Entries supplied:
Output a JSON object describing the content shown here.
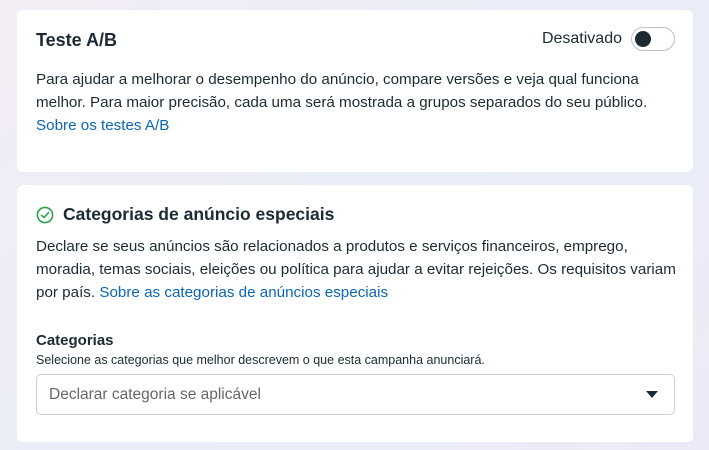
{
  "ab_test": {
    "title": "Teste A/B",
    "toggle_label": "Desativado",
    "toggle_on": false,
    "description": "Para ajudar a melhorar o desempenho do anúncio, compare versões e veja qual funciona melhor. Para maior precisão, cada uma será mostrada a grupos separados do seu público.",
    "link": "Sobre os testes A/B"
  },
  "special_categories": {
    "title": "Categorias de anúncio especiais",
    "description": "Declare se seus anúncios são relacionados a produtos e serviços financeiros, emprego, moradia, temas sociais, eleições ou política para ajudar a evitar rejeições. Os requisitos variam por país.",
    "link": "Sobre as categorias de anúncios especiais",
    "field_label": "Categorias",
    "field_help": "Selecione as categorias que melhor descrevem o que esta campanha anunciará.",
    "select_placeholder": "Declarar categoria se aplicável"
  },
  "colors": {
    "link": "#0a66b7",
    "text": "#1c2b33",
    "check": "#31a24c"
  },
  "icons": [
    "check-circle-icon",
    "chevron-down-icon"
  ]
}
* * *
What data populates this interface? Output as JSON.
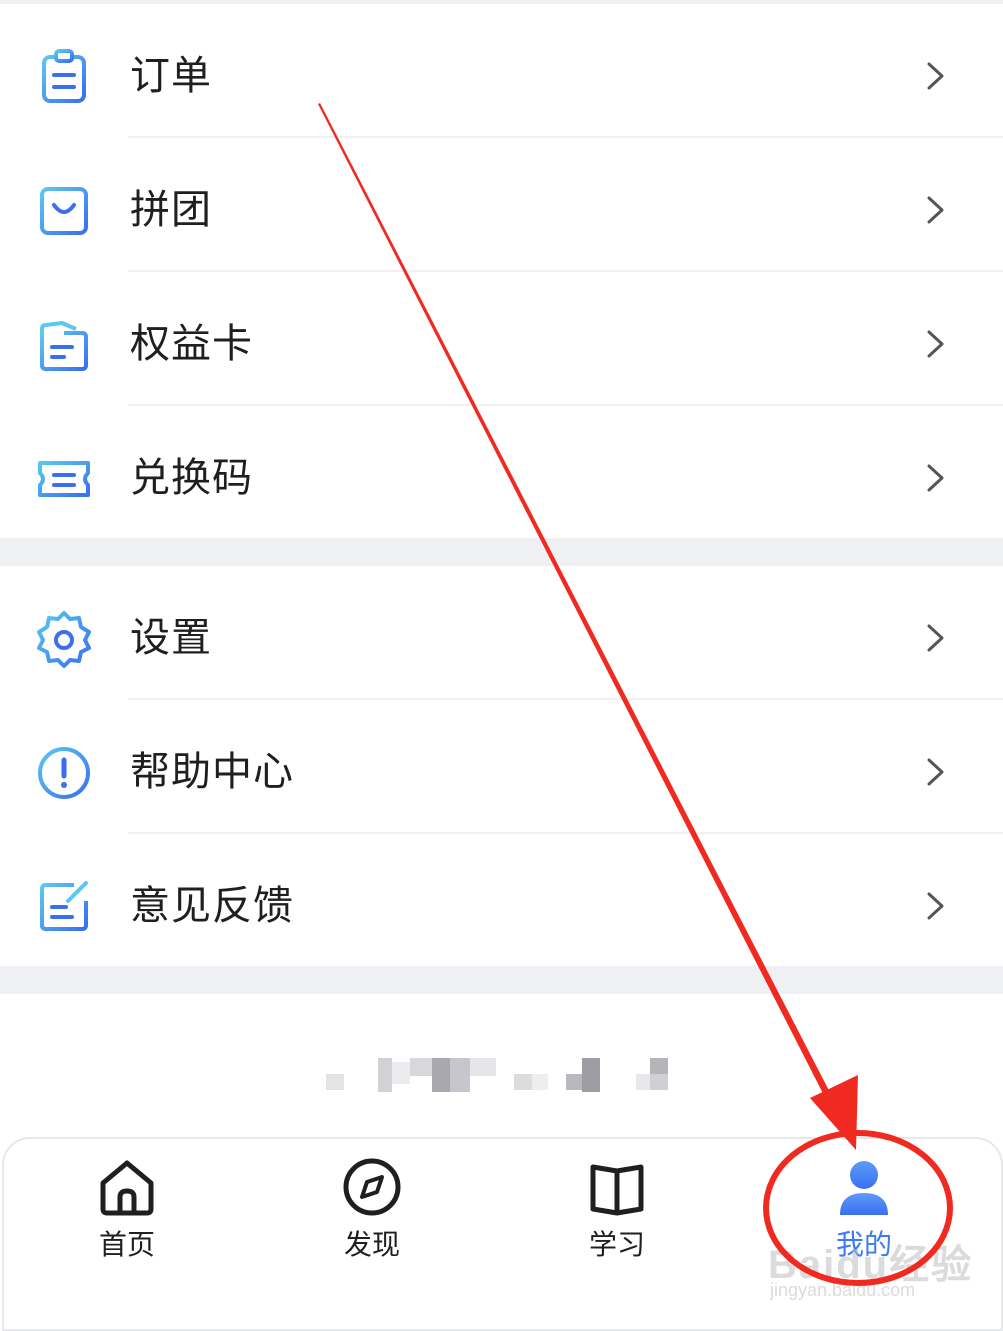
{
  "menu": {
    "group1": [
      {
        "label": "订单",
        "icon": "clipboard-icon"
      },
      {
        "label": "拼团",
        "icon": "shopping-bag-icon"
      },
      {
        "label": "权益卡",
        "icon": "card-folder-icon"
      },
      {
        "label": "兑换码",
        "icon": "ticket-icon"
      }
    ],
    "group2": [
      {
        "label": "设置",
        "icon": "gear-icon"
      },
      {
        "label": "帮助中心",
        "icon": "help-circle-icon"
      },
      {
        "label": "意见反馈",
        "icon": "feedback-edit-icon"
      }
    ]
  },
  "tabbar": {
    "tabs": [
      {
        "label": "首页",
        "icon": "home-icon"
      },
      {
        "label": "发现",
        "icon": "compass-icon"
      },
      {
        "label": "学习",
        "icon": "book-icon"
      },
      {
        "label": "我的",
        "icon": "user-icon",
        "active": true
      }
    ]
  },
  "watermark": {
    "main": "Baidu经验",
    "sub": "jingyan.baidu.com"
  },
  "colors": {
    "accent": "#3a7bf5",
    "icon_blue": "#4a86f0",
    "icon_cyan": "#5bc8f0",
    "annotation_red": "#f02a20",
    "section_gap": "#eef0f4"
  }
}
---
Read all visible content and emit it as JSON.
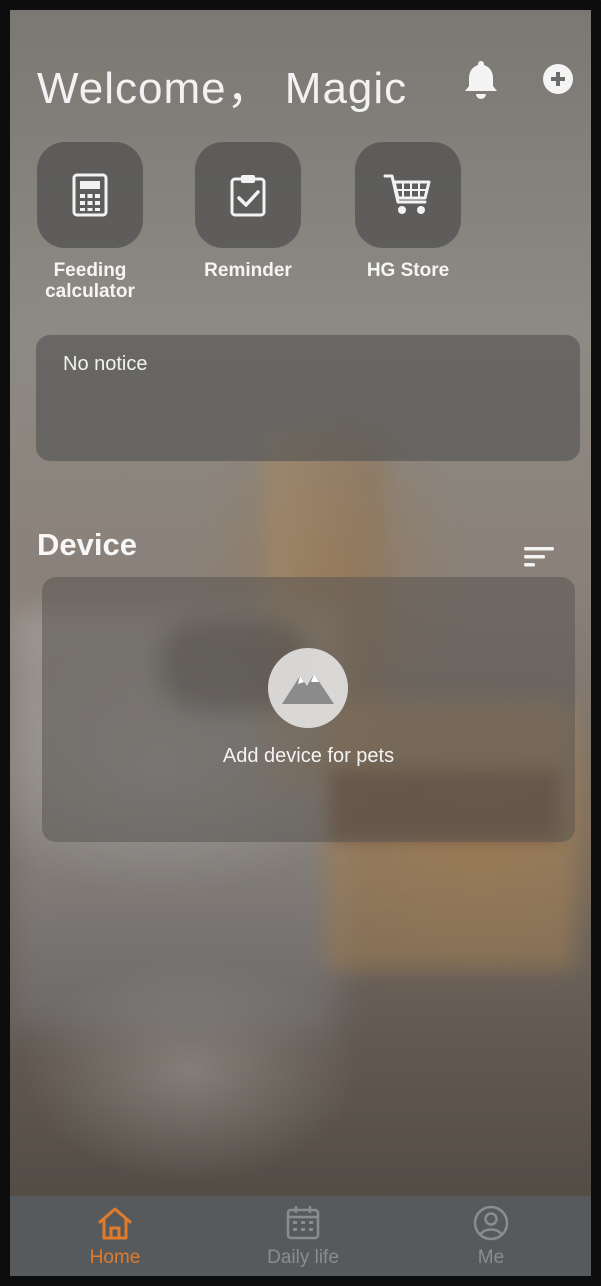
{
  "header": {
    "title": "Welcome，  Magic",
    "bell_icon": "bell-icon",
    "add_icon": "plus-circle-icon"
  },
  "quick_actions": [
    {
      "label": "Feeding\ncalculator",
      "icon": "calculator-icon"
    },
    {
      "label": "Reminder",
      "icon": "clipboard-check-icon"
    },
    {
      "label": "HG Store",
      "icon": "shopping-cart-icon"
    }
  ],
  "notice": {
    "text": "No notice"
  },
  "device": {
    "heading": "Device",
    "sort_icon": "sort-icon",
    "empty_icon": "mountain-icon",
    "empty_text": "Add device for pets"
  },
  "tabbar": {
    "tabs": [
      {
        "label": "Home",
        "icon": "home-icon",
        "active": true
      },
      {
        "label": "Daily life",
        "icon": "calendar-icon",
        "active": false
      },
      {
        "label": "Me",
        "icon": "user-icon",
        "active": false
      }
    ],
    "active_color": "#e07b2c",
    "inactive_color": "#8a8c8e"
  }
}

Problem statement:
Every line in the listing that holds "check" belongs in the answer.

Your response:
    "check": "#31a24c"
    "check-circle-icon",
      "icon": "clipboard-check-icon"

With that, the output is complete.